TASK ITEM: From the entries, copy each line that includes "this".

*** Opening SUPPLIED INFORMATION ***

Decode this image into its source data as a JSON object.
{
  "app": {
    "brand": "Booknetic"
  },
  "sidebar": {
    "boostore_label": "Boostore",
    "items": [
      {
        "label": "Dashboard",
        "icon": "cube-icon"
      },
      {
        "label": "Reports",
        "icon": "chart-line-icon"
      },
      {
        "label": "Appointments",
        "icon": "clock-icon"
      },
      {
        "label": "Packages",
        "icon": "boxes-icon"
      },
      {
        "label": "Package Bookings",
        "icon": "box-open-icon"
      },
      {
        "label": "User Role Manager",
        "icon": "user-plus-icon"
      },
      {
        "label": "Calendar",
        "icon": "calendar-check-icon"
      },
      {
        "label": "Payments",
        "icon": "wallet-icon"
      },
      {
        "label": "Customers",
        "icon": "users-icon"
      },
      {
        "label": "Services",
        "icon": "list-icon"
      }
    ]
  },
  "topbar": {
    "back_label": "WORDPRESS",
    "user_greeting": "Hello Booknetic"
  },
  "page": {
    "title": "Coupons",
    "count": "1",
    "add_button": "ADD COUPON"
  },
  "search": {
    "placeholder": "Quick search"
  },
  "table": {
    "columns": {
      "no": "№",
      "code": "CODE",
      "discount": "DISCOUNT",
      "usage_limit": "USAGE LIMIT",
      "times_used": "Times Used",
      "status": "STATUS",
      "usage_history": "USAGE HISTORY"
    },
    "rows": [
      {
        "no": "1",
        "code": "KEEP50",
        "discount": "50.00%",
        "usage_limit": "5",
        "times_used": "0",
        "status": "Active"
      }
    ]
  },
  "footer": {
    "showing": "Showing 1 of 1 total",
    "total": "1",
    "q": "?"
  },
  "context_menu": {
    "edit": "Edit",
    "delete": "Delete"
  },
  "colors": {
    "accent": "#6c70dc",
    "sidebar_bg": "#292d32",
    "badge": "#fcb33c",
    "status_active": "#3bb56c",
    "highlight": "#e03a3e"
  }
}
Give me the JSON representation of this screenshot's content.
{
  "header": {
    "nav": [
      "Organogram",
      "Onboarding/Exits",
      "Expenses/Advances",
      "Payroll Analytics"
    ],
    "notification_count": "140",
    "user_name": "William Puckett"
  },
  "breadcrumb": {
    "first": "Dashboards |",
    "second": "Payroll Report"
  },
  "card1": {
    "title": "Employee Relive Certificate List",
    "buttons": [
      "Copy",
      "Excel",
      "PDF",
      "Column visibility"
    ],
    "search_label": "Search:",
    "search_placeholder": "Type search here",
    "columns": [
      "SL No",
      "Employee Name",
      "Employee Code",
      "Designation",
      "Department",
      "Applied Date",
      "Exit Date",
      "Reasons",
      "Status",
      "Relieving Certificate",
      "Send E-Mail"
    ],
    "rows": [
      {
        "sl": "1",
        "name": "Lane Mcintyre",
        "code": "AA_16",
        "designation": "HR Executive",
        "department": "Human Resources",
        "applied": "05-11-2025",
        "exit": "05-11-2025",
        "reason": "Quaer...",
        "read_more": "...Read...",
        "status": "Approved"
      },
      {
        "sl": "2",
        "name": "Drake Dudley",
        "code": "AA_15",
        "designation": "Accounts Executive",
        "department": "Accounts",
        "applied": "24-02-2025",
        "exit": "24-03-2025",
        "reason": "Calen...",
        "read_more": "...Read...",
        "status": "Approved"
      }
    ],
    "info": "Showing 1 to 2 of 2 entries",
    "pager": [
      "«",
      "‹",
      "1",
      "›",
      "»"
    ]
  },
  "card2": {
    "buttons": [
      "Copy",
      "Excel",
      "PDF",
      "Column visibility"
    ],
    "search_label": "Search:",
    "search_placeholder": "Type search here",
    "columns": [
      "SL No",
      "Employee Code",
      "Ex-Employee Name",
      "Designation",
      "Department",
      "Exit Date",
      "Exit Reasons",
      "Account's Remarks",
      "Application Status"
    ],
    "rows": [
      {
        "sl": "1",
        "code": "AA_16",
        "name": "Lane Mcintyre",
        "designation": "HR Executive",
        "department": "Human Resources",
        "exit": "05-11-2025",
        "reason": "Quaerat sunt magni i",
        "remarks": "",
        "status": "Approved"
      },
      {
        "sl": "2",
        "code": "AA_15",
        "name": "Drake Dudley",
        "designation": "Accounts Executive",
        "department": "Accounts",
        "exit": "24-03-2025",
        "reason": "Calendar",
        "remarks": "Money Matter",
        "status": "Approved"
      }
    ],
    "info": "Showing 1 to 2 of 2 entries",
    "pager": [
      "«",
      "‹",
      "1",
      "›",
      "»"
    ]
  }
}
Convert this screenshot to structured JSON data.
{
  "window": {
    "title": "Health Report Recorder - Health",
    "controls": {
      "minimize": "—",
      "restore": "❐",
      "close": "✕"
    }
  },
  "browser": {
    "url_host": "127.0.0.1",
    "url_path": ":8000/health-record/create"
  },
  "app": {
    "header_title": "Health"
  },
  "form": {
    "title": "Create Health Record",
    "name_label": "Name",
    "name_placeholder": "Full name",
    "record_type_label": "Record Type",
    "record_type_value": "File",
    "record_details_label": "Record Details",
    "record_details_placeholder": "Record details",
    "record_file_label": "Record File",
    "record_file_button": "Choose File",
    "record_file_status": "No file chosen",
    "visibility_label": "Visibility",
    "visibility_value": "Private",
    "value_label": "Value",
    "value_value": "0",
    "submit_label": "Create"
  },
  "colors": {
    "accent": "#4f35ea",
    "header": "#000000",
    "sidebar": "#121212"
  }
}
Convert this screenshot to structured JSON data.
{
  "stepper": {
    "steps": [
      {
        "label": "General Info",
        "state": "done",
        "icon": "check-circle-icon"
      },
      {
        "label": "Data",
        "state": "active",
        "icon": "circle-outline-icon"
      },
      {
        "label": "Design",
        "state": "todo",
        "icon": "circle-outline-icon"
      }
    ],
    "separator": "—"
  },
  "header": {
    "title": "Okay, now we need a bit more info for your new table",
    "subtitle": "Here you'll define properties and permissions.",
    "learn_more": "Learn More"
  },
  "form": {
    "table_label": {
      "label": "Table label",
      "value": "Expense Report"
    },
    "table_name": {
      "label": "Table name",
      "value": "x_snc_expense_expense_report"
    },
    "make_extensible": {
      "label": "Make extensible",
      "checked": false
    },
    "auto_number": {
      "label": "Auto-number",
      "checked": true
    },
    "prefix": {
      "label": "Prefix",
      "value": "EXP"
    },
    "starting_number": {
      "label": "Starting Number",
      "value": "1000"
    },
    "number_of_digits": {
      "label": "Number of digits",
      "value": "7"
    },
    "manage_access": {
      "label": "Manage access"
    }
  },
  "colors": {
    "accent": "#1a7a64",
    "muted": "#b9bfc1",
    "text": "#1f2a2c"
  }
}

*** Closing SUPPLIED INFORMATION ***

YOUR RESPONSE:
Decode this image into its source data as a JSON object.
Give me the JSON representation of this screenshot's content.
Convert this screenshot to structured JSON data.
Convert this screenshot to structured JSON data.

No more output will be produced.